The Future of Web Applications Post WWDC

If you caught the WWDC keynote by Steve Jobs, then you no doubt know that there are a few hundred thousand potential developers out there cranking out native applications for the iPhone.  In less then a month, these applications will be available for you to download and purchase.  What does this mean for the state of web application development?

I don’t think the scene will change much at all.

We do have some great things coming down the pike.  Super Monkey Ball looks fantastic, as does Cro-Mag Rally.  These 9.99 games are sure to be high quality and entertaining, but I don’t think that they will push out classics like Bejeweled or Frenzic.  The web application games are free, they are fun, and you do not have to take up any of your 8 or 16 Gigabytes just to play them.  As long as web application games can be fun and free, they will compete.  Developers can still make money from web application games through advertising and the purchasing of desktop versions.

Other web applications that I have loved are best online.  Elegant Words: The Ubiquitous Dictionary would take massive amounts of storage on your iPhone, and with 3G connection, it will load almost instantly.  The same can be said with many GTD applications that I reviewed.  A native iPhone application will not instantly synch between all your machine the way several web to do’s and GTD applications do.

Applications like TypePad and Loopt are a different story.  They add real value to the iPhone experience (for free I might add).  These High quality useful applications do not have a web application counterpart – nor would you want one.

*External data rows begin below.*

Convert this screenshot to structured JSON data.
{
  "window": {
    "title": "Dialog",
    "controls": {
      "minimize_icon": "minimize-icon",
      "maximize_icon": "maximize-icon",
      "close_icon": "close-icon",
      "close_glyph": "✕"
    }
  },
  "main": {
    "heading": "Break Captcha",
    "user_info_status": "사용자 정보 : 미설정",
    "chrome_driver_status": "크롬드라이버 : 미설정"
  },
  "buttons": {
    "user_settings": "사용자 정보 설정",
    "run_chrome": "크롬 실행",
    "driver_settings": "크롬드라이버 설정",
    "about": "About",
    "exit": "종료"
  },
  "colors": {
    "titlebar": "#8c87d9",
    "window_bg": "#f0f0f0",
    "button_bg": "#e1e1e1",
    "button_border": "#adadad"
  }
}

As long as web application developers realize that their work is of equal (or maybe even more) valuable and relevant on a high-speed iPhone, and they don’t get greedy or threatned by the lure of the Application Store on iTunes, then we should see many great web applications coming our way in the future.